With the expansion of hatchery production, the demand for Artemia cysts has continued to increase. Annual consumption is now estimated at 3,500 – 4,000 tonnes, underpinning the production of over 900 billion crustacean post larvae and fish fry by a hatchery industry valued at more than USD 2 billion and the final production of over 10 million tonnes of high-value aquaculture species. With approximately 90 percent of the current Artemia production harvested from inland salt lakes, the future of the hatchery industry could be at risk and requires urgent attention.
A new international interdisciplinary approach is needed to tackle these Artemia issues and opportunities, like the breakthrough in Artemia use in aquaculture following the 1976 FAO Kyoto conference. The purpose of the workshop was to explore needs and opportunities for a new international initiative to guarantee a more sustainable provision of Artemia, both from natural sources and from controlled extractive Artemia farming integrated with salt production and other fish/crustacean aquaculture.
The workshop was held in conjunction with the Global Conference on Aquaculture Millennium +20 in Shanghai, China with international participation via video conference. The programme included technical presentations and a Q&A session with participants and an expert discussion panel. Over 400 people participated in the workshop, both locally in China and via video conference.
This report contains summaries of the technical presentations, the Q&A / panel discussion, conclusions and recommendations of the workshop.

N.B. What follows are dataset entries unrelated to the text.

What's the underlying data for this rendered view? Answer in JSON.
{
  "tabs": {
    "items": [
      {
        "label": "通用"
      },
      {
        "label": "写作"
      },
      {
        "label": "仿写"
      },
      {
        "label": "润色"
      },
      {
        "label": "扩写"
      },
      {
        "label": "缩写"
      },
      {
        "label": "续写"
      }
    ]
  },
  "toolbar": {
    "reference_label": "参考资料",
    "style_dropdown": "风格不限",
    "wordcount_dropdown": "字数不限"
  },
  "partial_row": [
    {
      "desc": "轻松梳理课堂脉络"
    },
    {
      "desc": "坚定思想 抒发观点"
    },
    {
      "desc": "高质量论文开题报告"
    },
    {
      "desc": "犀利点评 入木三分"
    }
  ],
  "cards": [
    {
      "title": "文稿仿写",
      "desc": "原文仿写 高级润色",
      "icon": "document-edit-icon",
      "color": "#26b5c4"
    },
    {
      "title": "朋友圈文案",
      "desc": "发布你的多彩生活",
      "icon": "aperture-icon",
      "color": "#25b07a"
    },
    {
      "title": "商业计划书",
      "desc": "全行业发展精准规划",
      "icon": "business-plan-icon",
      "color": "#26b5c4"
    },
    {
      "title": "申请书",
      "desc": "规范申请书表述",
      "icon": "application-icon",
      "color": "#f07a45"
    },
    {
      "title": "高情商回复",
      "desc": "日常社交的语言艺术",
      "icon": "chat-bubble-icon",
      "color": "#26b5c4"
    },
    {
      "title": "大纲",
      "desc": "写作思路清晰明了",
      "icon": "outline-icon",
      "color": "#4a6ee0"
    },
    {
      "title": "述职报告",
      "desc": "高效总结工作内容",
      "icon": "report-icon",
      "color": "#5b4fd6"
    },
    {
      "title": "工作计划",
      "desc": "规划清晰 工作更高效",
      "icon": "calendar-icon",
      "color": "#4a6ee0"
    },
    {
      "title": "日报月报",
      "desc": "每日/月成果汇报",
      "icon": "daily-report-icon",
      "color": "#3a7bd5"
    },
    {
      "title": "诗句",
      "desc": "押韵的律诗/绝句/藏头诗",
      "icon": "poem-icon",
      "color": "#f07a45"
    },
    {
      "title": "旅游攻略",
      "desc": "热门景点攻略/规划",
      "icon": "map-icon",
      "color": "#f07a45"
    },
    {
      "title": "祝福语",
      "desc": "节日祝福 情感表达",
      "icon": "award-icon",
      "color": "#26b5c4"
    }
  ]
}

Video recordings of the technical presentations are also available on NACA's Youtube channel.
Creative Commons Attribution.